Jeffrey LewisTPM: No Second Source on Niger Claims

I started this blog to be on record so I could say “I told you so.”

Josh Marshall reports that—despite what the T-Bone and the FCO have claimed—Britain did not have a second source for their bogus claim the Iraq was pursuing Niger:

So, wait! Didn’t the Brits have some other source of intelligence for the Iraq-Niger claim? Don’t believe it. More coming on that this evening.

I told you so—back in May.

Paul, too, noted in Juy that he was “doubtful … the UK has anything worth a damn.”

The US intelligence community has long believed that the forged documents (see one, below) were the sole source, but what clinched it for me the incongruity between the doubt cast by the forgeries and T-Bone’s claim of an independent, second source.

Cryptome has the fakes.

Back when T-Bone trotted out the pathetic second source song and dance, the UK House Foreign Affairs Committee called the claim “very odd indeed”—a polite Briticism for bullshit:

We conclude that it is very odd indeed that the Government asserts that it was not relying on the evidence which has since been shown to have been forged, but that eight months later it is still reviewing the other evidence.


We recommend that the Government explain on what evidence it relied for its judgment in September 2002 that Iraq had recently sought significant quantities of uranium from Africa. We further recommend that in its response to this Report the Government set out whether it still considers the September dossier to be accurate in what it states about Iraq’s attempts to procure uranium from Africa, in the light of subsequent events.

Can’t wait for Josh’s complete post …

Update: Alas, Josh’s post is merely a summary of his July 2004 post. He “can’t prove to you that the Brits have nothing else.” Vindication must wait.


  1. Michael Roston (History)

    You are never wrong.

    Meanwhile, I’ve been scratching my head since September 2002 about the appearance in the British press of stories about Iraq sourcing uranium from the DR Congo, instead of Niger. See:

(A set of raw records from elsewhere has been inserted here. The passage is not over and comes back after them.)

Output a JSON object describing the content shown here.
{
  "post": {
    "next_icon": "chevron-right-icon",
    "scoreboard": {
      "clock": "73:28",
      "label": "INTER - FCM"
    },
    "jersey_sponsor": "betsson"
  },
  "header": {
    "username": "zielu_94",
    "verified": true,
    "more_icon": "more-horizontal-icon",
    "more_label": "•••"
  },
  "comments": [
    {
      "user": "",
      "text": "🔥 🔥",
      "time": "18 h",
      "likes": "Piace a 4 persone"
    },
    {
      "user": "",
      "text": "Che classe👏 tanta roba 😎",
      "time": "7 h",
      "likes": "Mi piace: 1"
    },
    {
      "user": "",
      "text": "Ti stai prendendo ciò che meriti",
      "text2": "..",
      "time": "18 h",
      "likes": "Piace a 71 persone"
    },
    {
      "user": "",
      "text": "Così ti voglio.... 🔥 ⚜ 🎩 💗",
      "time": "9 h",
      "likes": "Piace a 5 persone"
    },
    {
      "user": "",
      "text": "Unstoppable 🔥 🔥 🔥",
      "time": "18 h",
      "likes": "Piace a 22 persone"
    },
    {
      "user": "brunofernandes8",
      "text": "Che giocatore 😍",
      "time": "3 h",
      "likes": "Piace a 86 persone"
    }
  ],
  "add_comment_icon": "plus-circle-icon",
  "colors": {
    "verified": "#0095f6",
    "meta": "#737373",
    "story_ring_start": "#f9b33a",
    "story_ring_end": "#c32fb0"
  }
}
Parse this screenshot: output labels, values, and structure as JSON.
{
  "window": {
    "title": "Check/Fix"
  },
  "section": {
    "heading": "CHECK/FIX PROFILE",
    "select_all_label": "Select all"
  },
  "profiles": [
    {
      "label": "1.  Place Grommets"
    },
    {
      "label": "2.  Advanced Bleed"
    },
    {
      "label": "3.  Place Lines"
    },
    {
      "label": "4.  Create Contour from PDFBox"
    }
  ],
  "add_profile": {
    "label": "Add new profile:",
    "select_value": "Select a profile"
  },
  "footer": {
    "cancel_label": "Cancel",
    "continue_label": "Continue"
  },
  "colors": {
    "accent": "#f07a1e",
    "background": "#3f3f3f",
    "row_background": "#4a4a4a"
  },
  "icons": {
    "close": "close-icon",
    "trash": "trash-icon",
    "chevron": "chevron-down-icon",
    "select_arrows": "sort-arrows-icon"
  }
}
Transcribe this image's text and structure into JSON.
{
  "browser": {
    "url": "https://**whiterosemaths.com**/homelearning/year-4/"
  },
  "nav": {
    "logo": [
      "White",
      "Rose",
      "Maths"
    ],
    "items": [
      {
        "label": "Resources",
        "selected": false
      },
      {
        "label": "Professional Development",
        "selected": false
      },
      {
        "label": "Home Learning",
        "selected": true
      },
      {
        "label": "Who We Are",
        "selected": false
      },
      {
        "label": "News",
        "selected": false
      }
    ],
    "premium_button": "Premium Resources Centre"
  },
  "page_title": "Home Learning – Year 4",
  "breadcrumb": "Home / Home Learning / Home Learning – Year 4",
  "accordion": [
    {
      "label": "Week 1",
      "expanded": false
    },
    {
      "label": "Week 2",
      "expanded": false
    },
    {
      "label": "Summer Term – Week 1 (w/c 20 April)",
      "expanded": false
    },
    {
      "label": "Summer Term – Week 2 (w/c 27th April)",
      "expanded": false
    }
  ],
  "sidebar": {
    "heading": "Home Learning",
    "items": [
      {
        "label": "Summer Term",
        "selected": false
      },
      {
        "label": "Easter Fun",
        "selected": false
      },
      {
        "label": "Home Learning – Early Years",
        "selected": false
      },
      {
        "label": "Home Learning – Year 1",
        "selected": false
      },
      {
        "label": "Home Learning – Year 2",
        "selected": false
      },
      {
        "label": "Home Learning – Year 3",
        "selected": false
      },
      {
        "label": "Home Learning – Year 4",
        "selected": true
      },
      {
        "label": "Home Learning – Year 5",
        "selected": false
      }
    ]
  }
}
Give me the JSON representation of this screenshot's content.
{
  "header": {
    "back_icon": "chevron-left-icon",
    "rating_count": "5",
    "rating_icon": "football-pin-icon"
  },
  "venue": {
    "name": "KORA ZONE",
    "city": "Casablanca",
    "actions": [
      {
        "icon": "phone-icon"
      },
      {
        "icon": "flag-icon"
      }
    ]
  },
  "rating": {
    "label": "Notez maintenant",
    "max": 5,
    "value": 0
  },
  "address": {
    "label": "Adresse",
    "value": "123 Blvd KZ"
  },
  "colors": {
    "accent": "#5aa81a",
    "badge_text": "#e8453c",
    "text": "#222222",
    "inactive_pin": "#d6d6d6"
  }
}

    Was this a second front on the “Saddam wants the bomb” movement? The Guardian story is especially interesting given the shadowy criminal gangs it suggests Iraq was working with.

  2. James (History)

    “Update” on the FBI’s investigation into the forgery: